**GOAL OF THE EXERCISE**
Scan the entries below for the word "suis" and copy every line where it turns up.

**GIVEN RECORDS**
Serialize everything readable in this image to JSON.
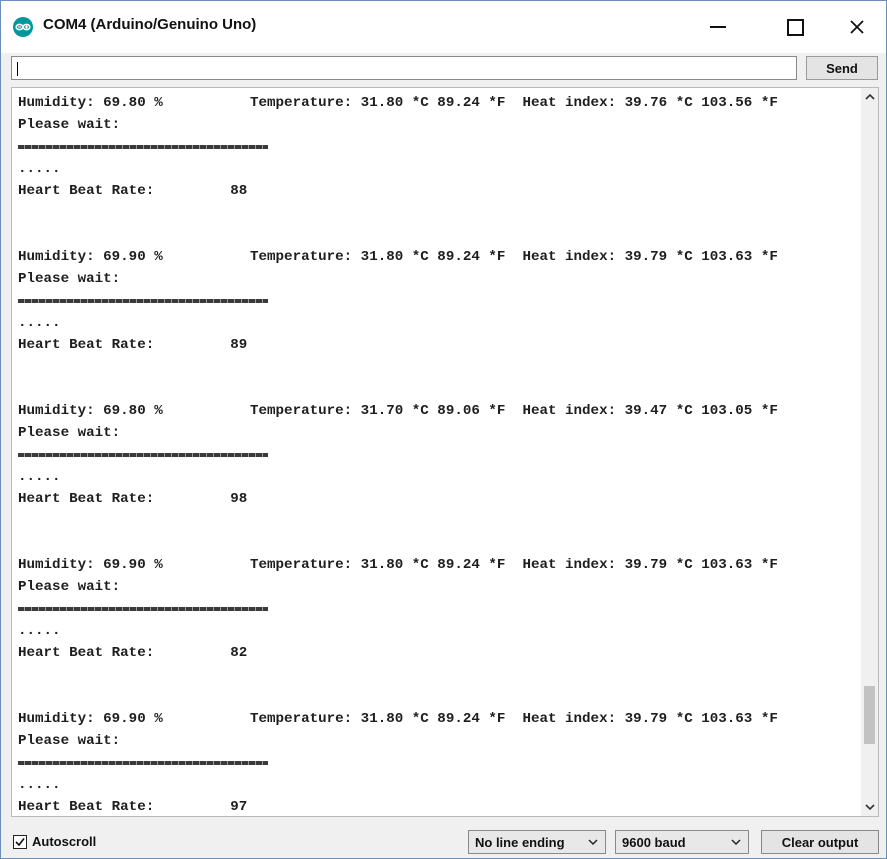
{
  "window": {
    "title": "COM4 (Arduino/Genuino Uno)",
    "icon": "arduino-icon"
  },
  "controls": {
    "minimize": "minimize-icon",
    "maximize": "maximize-icon",
    "close": "close-icon"
  },
  "send_bar": {
    "input_value": "",
    "send_label": "Send"
  },
  "output": {
    "blocks": [
      {
        "humidity": "Humidity: 69.80 %",
        "temperature": "Temperature: 31.80 *C 89.24 *F  Heat index: 39.76 *C 103.56 *F",
        "wait": "Please wait:",
        "dots": ".....",
        "hb_label": "Heart Beat Rate:",
        "hb_value": "88"
      },
      {
        "humidity": "Humidity: 69.90 %",
        "temperature": "Temperature: 31.80 *C 89.24 *F  Heat index: 39.79 *C 103.63 *F",
        "wait": "Please wait:",
        "dots": ".....",
        "hb_label": "Heart Beat Rate:",
        "hb_value": "89"
      },
      {
        "humidity": "Humidity: 69.80 %",
        "temperature": "Temperature: 31.70 *C 89.06 *F  Heat index: 39.47 *C 103.05 *F",
        "wait": "Please wait:",
        "dots": ".....",
        "hb_label": "Heart Beat Rate:",
        "hb_value": "98"
      },
      {
        "humidity": "Humidity: 69.90 %",
        "temperature": "Temperature: 31.80 *C 89.24 *F  Heat index: 39.79 *C 103.63 *F",
        "wait": "Please wait:",
        "dots": ".....",
        "hb_label": "Heart Beat Rate:",
        "hb_value": "82"
      },
      {
        "humidity": "Humidity: 69.90 %",
        "temperature": "Temperature: 31.80 *C 89.24 *F  Heat index: 39.79 *C 103.63 *F",
        "wait": "Please wait:",
        "dots": ".....",
        "hb_label": "Heart Beat Rate:",
        "hb_value": "97"
      }
    ]
  },
  "bottom_bar": {
    "autoscroll_label": "Autoscroll",
    "autoscroll_checked": true,
    "line_ending": "No line ending",
    "baud": "9600 baud",
    "clear_label": "Clear output"
  }
}
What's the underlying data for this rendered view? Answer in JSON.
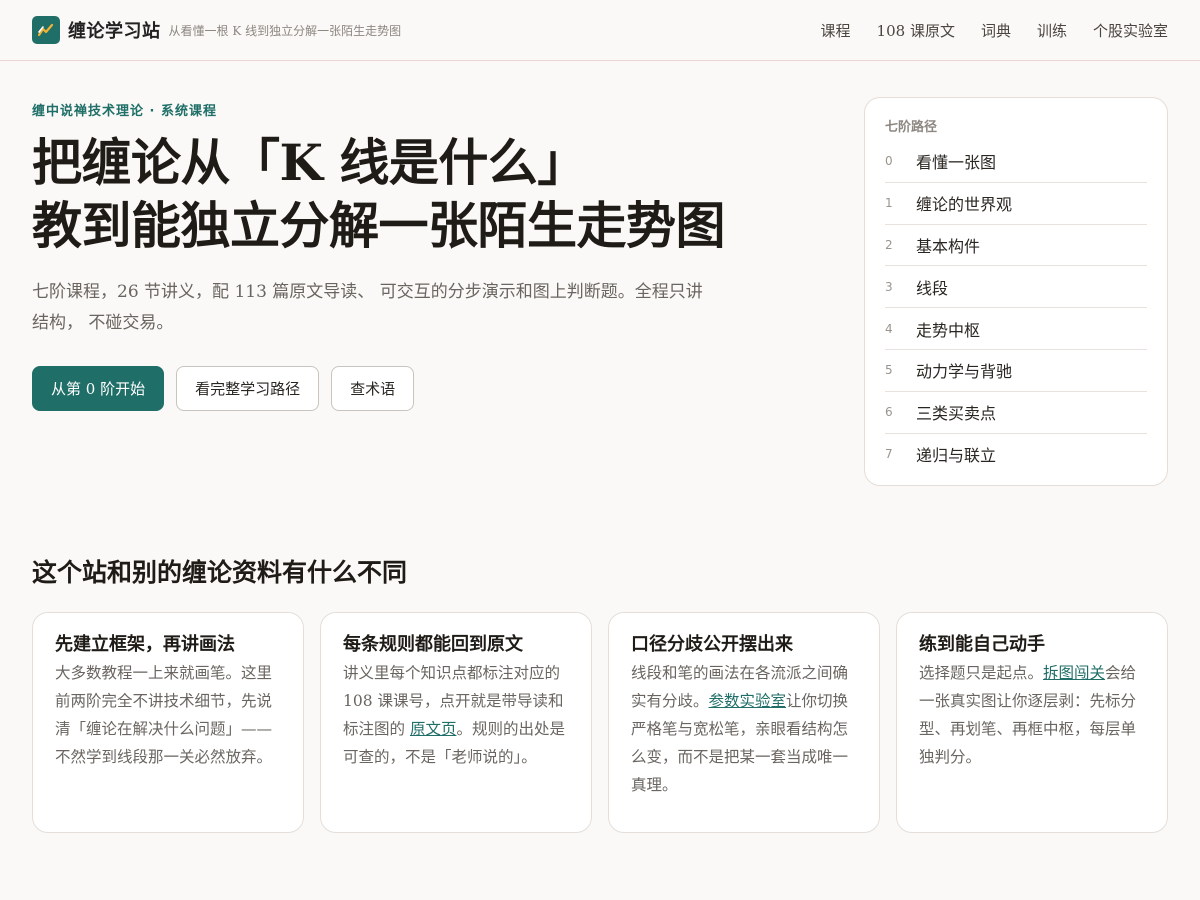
{
  "header": {
    "brand": "缠论学习站",
    "tagline": "从看懂一根 K 线到独立分解一张陌生走势图",
    "nav": [
      "课程",
      "108 课原文",
      "词典",
      "训练",
      "个股实验室"
    ]
  },
  "hero": {
    "eyebrow": "缠中说禅技术理论 · 系统课程",
    "title_line1": "把缠论从「K 线是什么」",
    "title_line2": "教到能独立分解一张陌生走势图",
    "desc": "七阶课程，26 节讲义，配 113 篇原文导读、 可交互的分步演示和图上判断题。全程只讲结构， 不碰交易。",
    "btn_primary": "从第 0 阶开始",
    "btn_path": "看完整学习路径",
    "btn_terms": "查术语"
  },
  "path": {
    "title": "七阶路径",
    "items": [
      {
        "num": "0",
        "label": "看懂一张图"
      },
      {
        "num": "1",
        "label": "缠论的世界观"
      },
      {
        "num": "2",
        "label": "基本构件"
      },
      {
        "num": "3",
        "label": "线段"
      },
      {
        "num": "4",
        "label": "走势中枢"
      },
      {
        "num": "5",
        "label": "动力学与背驰"
      },
      {
        "num": "6",
        "label": "三类买卖点"
      },
      {
        "num": "7",
        "label": "递归与联立"
      }
    ]
  },
  "section": {
    "title": "这个站和别的缠论资料有什么不同"
  },
  "features": [
    {
      "title": "先建立框架，再讲画法",
      "body_pre": "大多数教程一上来就画笔。这里前两阶完全不讲技术细节，先说清「缠论在解决什么问题」——不然学到线段那一关必然放弃。",
      "link": "",
      "body_post": ""
    },
    {
      "title": "每条规则都能回到原文",
      "body_pre": "讲义里每个知识点都标注对应的 108 课课号，点开就是带导读和标注图的 ",
      "link": "原文页",
      "body_post": "。规则的出处是可查的，不是「老师说的」。"
    },
    {
      "title": "口径分歧公开摆出来",
      "body_pre": "线段和笔的画法在各流派之间确实有分歧。",
      "link": "参数实验室",
      "body_post": "让你切换严格笔与宽松笔，亲眼看结构怎么变，而不是把某一套当成唯一真理。"
    },
    {
      "title": "练到能自己动手",
      "body_pre": "选择题只是起点。",
      "link": "拆图闯关",
      "body_post": "会给一张真实图让你逐层剥：先标分型、再划笔、再框中枢，每层单独判分。"
    }
  ],
  "colors": {
    "accent": "#1f6e67",
    "background": "#faf9f7",
    "border": "#e5ded9"
  }
}
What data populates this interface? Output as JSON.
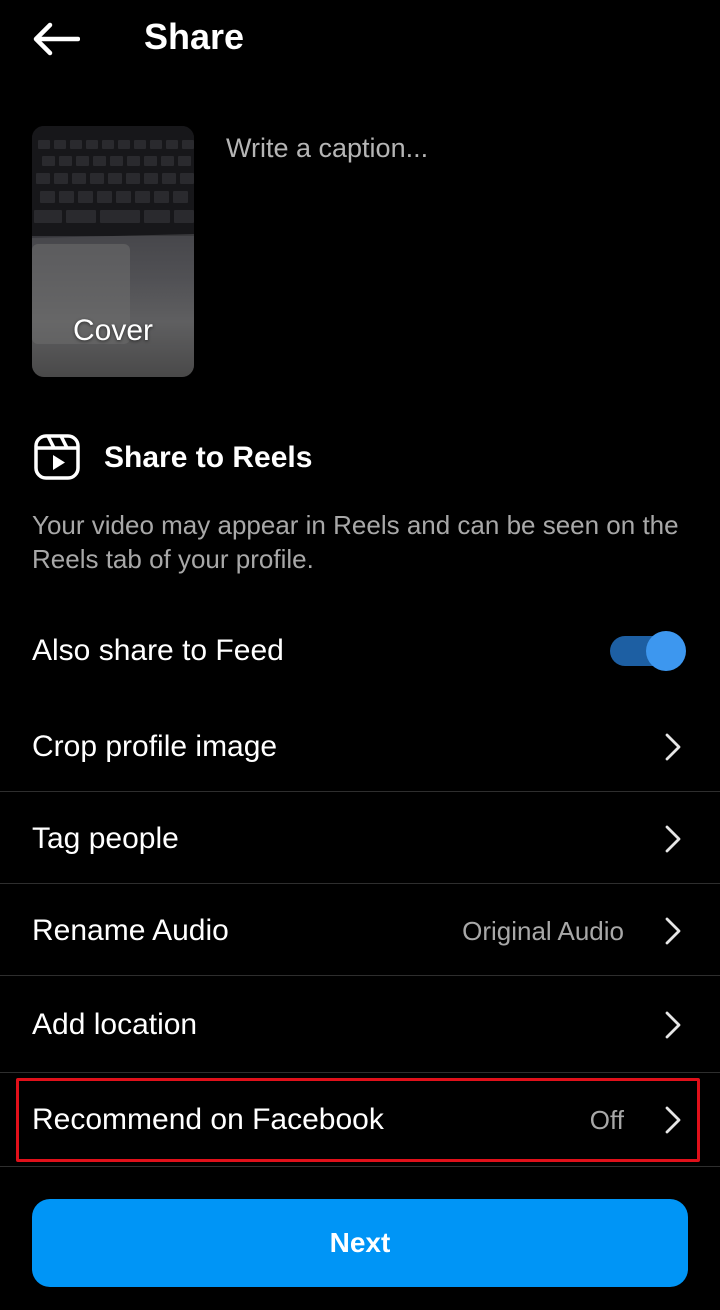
{
  "header": {
    "title": "Share",
    "back_icon": "arrow-left-icon"
  },
  "cover": {
    "label": "Cover"
  },
  "caption": {
    "placeholder": "Write a caption..."
  },
  "reels": {
    "icon": "reels-icon",
    "title": "Share to Reels",
    "description": "Your video may appear in Reels and can be seen on the Reels tab of your profile."
  },
  "options": {
    "also_share_to_feed": {
      "label": "Also share to Feed",
      "enabled": true
    },
    "crop_profile_image": {
      "label": "Crop profile image"
    },
    "tag_people": {
      "label": "Tag people"
    },
    "rename_audio": {
      "label": "Rename Audio",
      "value": "Original Audio"
    },
    "add_location": {
      "label": "Add location"
    },
    "recommend_on_facebook": {
      "label": "Recommend on Facebook",
      "value": "Off"
    }
  },
  "next_button": {
    "label": "Next"
  },
  "colors": {
    "background": "#000000",
    "primary": "#0095f6",
    "toggle_on": "#3d97ef",
    "highlight_border": "#e0101a",
    "secondary_text": "#a8a8a8"
  }
}
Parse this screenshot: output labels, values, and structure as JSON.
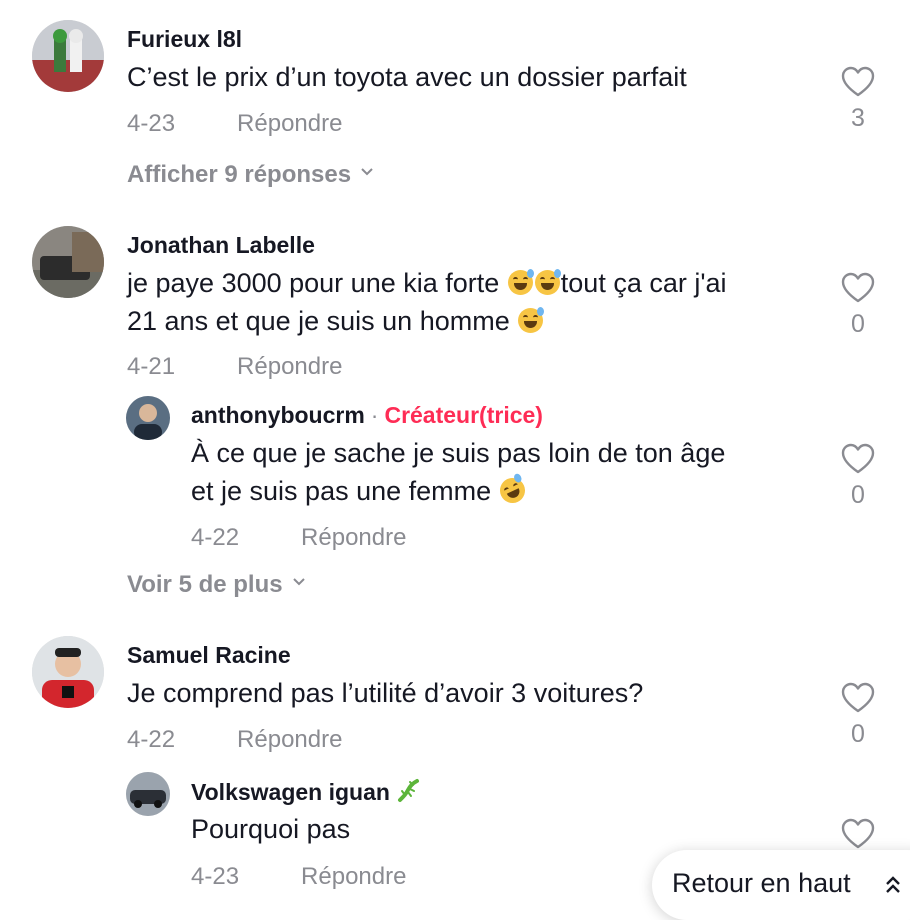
{
  "comments": [
    {
      "username": "Furieux l8l",
      "text": "C’est le prix d’un toyota avec un dossier parfait",
      "date": "4-23",
      "reply_label": "Répondre",
      "likes": "3",
      "more_label": "Afficher 9 réponses"
    },
    {
      "username": "Jonathan Labelle",
      "text_line1_a": "je paye 3000 pour une kia forte ",
      "text_line1_b": "tout ça car j'ai",
      "text_line2": "21 ans et que je suis un homme ",
      "date": "4-21",
      "reply_label": "Répondre",
      "likes": "0",
      "reply": {
        "username": "anthonyboucrm",
        "separator": "·",
        "badge": "Créateur(trice)",
        "text_line1": "À ce que je sache je suis pas loin de ton âge",
        "text_line2": "et je suis pas une femme ",
        "date": "4-22",
        "reply_label": "Répondre",
        "likes": "0"
      },
      "more_label": "Voir 5 de plus"
    },
    {
      "username": "Samuel Racine",
      "text": "Je comprend pas l’utilité d’avoir 3 voitures?",
      "date": "4-22",
      "reply_label": "Répondre",
      "likes": "0",
      "reply": {
        "username": "Volkswagen iguan",
        "text": "Pourquoi pas",
        "date": "4-23",
        "reply_label": "Répondre"
      }
    }
  ],
  "back_to_top": "Retour en haut",
  "colors": {
    "accent": "#fe2c55",
    "muted": "#8a8b91",
    "text": "#161823"
  },
  "icons": [
    "heart-outline-icon",
    "chevron-down-icon",
    "double-chevron-up-icon",
    "lizard-emoji",
    "sweat-smile-emoji",
    "rofl-emoji"
  ]
}
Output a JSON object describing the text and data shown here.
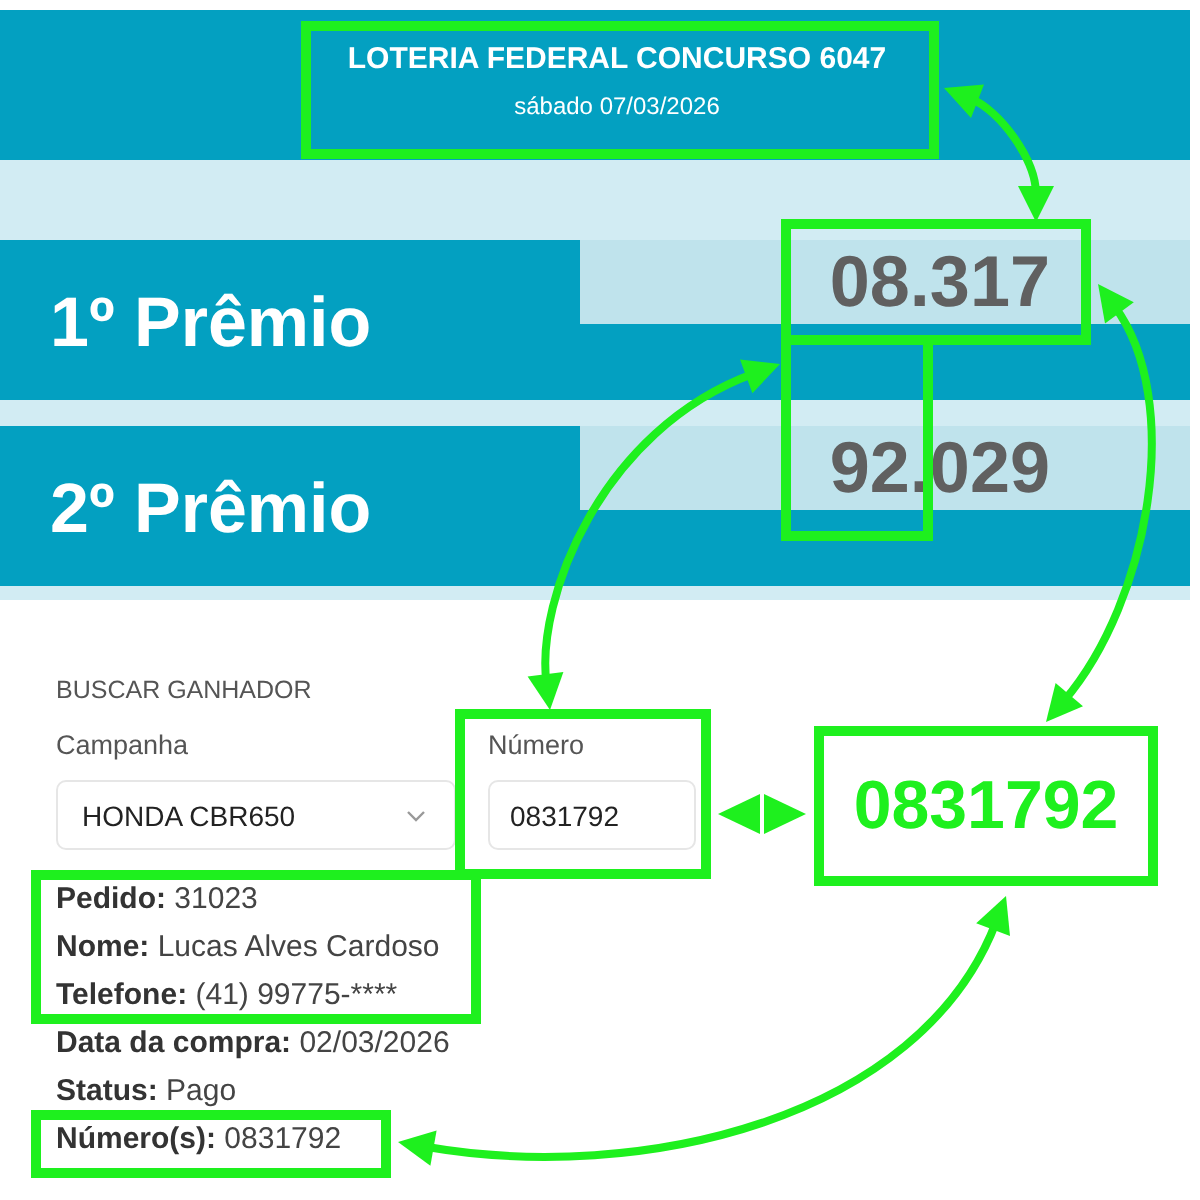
{
  "header": {
    "title": "LOTERIA FEDERAL CONCURSO 6047",
    "date": "sábado 07/03/2026"
  },
  "prizes": [
    {
      "label": "1º Prêmio",
      "number": "08.317"
    },
    {
      "label": "2º Prêmio",
      "number": "92.029"
    }
  ],
  "search": {
    "heading": "BUSCAR GANHADOR",
    "fields": [
      {
        "kind": "select",
        "label": "Campanha",
        "value": "HONDA CBR650"
      },
      {
        "kind": "input",
        "label": "Número",
        "value": "0831792"
      }
    ]
  },
  "winner": {
    "lines": [
      {
        "label": "Pedido:",
        "value": "31023"
      },
      {
        "label": "Nome:",
        "value": "Lucas Alves Cardoso"
      },
      {
        "label": "Telefone:",
        "value": "(41) 99775-****"
      },
      {
        "label": "Data da compra:",
        "value": "02/03/2026"
      },
      {
        "label": "Status:",
        "value": "Pago"
      },
      {
        "label": "Número(s):",
        "value": "0831792"
      }
    ]
  },
  "annotation": {
    "callout": "0831792"
  }
}
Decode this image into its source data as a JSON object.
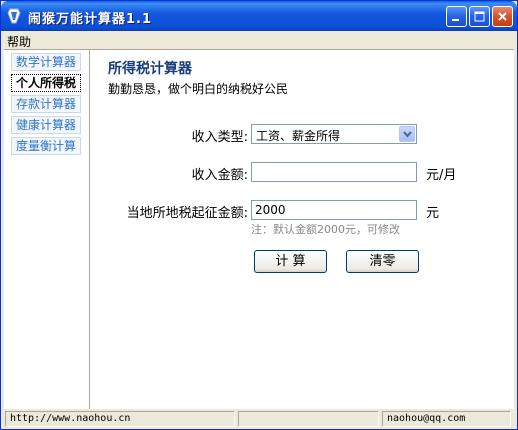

**FINISHED TASK**
      "text_line2": "21 ans et que je suis un homme ",
        "text_line1": "À ce que je sache je suis pas loin de ton âge",
        "text_line2": "et je suis pas une femme ",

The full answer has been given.